Problem
Each record below should be written out again exactly as given.

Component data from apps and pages
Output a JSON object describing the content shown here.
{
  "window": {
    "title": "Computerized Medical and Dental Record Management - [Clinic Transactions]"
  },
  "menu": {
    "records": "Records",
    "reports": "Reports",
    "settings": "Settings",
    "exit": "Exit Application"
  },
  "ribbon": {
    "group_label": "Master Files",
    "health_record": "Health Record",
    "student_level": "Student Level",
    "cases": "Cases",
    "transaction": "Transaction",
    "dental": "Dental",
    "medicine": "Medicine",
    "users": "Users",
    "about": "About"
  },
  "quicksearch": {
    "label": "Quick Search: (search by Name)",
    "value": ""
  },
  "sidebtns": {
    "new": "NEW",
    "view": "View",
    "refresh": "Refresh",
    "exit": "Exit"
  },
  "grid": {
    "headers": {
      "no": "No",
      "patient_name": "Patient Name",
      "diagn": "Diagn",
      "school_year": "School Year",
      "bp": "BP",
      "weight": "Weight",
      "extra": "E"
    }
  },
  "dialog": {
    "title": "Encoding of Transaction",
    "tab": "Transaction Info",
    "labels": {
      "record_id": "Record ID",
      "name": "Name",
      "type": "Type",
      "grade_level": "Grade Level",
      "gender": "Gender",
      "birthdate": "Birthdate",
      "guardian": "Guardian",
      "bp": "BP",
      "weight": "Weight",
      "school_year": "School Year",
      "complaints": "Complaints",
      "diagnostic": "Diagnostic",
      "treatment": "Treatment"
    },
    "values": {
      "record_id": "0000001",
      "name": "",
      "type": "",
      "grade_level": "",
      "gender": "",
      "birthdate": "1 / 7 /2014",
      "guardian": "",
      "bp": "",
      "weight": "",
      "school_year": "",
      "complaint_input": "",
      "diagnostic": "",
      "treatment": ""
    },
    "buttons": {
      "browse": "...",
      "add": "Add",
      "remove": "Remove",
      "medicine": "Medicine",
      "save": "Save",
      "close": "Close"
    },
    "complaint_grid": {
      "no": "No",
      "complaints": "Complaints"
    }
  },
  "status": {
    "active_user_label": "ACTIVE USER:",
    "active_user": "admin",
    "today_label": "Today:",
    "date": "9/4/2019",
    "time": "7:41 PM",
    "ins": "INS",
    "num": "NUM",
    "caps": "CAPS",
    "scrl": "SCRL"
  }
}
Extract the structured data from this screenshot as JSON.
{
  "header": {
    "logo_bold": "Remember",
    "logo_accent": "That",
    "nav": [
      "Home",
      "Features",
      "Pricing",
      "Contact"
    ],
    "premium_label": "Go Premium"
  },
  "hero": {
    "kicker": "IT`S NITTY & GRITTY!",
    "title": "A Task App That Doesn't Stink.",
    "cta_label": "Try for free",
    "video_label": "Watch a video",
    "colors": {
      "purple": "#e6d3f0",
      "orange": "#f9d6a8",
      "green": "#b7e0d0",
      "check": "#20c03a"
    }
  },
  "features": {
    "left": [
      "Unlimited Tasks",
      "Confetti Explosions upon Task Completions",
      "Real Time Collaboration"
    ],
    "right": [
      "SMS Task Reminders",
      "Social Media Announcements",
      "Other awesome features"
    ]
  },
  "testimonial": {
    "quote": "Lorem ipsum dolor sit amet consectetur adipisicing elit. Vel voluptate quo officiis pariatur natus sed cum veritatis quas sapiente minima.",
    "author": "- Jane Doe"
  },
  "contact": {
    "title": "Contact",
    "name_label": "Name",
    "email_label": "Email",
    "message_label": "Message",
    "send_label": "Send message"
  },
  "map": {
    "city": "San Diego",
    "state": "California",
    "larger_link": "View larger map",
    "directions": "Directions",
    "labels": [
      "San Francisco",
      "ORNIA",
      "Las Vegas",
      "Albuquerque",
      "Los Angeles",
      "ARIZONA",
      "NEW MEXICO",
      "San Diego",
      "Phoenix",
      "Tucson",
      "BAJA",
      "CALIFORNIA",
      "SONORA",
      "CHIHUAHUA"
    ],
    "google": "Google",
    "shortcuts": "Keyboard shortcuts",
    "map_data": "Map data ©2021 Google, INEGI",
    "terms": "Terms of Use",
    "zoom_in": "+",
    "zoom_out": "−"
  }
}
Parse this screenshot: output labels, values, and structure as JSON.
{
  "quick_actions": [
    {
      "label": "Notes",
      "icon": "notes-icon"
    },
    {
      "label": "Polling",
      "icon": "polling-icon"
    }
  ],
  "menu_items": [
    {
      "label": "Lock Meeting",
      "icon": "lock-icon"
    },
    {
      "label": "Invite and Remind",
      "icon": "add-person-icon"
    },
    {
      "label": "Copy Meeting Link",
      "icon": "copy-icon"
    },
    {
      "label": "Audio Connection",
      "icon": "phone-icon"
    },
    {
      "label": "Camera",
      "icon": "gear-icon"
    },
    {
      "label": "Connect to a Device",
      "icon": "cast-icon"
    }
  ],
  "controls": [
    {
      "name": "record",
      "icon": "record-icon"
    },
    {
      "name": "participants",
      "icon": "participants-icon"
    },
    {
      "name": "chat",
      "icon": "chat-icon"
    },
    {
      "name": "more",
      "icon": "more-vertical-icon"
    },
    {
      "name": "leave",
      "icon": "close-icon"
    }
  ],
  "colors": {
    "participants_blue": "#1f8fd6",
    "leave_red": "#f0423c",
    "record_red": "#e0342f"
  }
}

Response box
Output a JSON object describing the content shown here.
{
  "window": {
    "title": "Computerized Medical and Dental Record Management - [Clinic Transactions]"
  },
  "menu": {
    "records": "Records",
    "reports": "Reports",
    "settings": "Settings",
    "exit": "Exit Application"
  },
  "ribbon": {
    "group_label": "Master Files",
    "health_record": "Health Record",
    "student_level": "Student Level",
    "cases": "Cases",
    "transaction": "Transaction",
    "dental": "Dental",
    "medicine": "Medicine",
    "users": "Users",
    "about": "About"
  },
  "quicksearch": {
    "label": "Quick Search: (search by Name)",
    "value": ""
  },
  "sidebtns": {
    "new": "NEW",
    "view": "View",
    "refresh": "Refresh",
    "exit": "Exit"
  },
  "grid": {
    "headers": {
      "no": "No",
      "patient_name": "Patient Name",
      "diagn": "Diagn",
      "school_year": "School Year",
      "bp": "BP",
      "weight": "Weight",
      "extra": "E"
    }
  },
  "dialog": {
    "title": "Encoding of Transaction",
    "tab": "Transaction Info",
    "labels": {
      "record_id": "Record ID",
      "name": "Name",
      "type": "Type",
      "grade_level": "Grade Level",
      "gender": "Gender",
      "birthdate": "Birthdate",
      "guardian": "Guardian",
      "bp": "BP",
      "weight": "Weight",
      "school_year": "School Year",
      "complaints": "Complaints",
      "diagnostic": "Diagnostic",
      "treatment": "Treatment"
    },
    "values": {
      "record_id": "0000001",
      "name": "",
      "type": "",
      "grade_level": "",
      "gender": "",
      "birthdate": "1 / 7 /2014",
      "guardian": "",
      "bp": "",
      "weight": "",
      "school_year": "",
      "complaint_input": "",
      "diagnostic": "",
      "treatment": ""
    },
    "buttons": {
      "browse": "...",
      "add": "Add",
      "remove": "Remove",
      "medicine": "Medicine",
      "save": "Save",
      "close": "Close"
    },
    "complaint_grid": {
      "no": "No",
      "complaints": "Complaints"
    }
  },
  "status": {
    "active_user_label": "ACTIVE USER:",
    "active_user": "admin",
    "today_label": "Today:",
    "date": "9/4/2019",
    "time": "7:41 PM",
    "ins": "INS",
    "num": "NUM",
    "caps": "CAPS",
    "scrl": "SCRL"
  }
}
Extract the structured data from this screenshot as JSON.
{
  "header": {
    "logo_bold": "Remember",
    "logo_accent": "That",
    "nav": [
      "Home",
      "Features",
      "Pricing",
      "Contact"
    ],
    "premium_label": "Go Premium"
  },
  "hero": {
    "kicker": "IT`S NITTY & GRITTY!",
    "title": "A Task App That Doesn't Stink.",
    "cta_label": "Try for free",
    "video_label": "Watch a video",
    "colors": {
      "purple": "#e6d3f0",
      "orange": "#f9d6a8",
      "green": "#b7e0d0",
      "check": "#20c03a"
    }
  },
  "features": {
    "left": [
      "Unlimited Tasks",
      "Confetti Explosions upon Task Completions",
      "Real Time Collaboration"
    ],
    "right": [
      "SMS Task Reminders",
      "Social Media Announcements",
      "Other awesome features"
    ]
  },
  "testimonial": {
    "quote": "Lorem ipsum dolor sit amet consectetur adipisicing elit. Vel voluptate quo officiis pariatur natus sed cum veritatis quas sapiente minima.",
    "author": "- Jane Doe"
  },
  "contact": {
    "title": "Contact",
    "name_label": "Name",
    "email_label": "Email",
    "message_label": "Message",
    "send_label": "Send message"
  },
  "map": {
    "city": "San Diego",
    "state": "California",
    "larger_link": "View larger map",
    "directions": "Directions",
    "labels": [
      "San Francisco",
      "ORNIA",
      "Las Vegas",
      "Albuquerque",
      "Los Angeles",
      "ARIZONA",
      "NEW MEXICO",
      "San Diego",
      "Phoenix",
      "Tucson",
      "BAJA",
      "CALIFORNIA",
      "SONORA",
      "CHIHUAHUA"
    ],
    "google": "Google",
    "shortcuts": "Keyboard shortcuts",
    "map_data": "Map data ©2021 Google, INEGI",
    "terms": "Terms of Use",
    "zoom_in": "+",
    "zoom_out": "−"
  }
}
Parse this screenshot: output labels, values, and structure as JSON.
{
  "quick_actions": [
    {
      "label": "Notes",
      "icon": "notes-icon"
    },
    {
      "label": "Polling",
      "icon": "polling-icon"
    }
  ],
  "menu_items": [
    {
      "label": "Lock Meeting",
      "icon": "lock-icon"
    },
    {
      "label": "Invite and Remind",
      "icon": "add-person-icon"
    },
    {
      "label": "Copy Meeting Link",
      "icon": "copy-icon"
    },
    {
      "label": "Audio Connection",
      "icon": "phone-icon"
    },
    {
      "label": "Camera",
      "icon": "gear-icon"
    },
    {
      "label": "Connect to a Device",
      "icon": "cast-icon"
    }
  ],
  "controls": [
    {
      "name": "record",
      "icon": "record-icon"
    },
    {
      "name": "participants",
      "icon": "participants-icon"
    },
    {
      "name": "chat",
      "icon": "chat-icon"
    },
    {
      "name": "more",
      "icon": "more-vertical-icon"
    },
    {
      "name": "leave",
      "icon": "close-icon"
    }
  ],
  "colors": {
    "participants_blue": "#1f8fd6",
    "leave_red": "#f0423c",
    "record_red": "#e0342f"
  }
}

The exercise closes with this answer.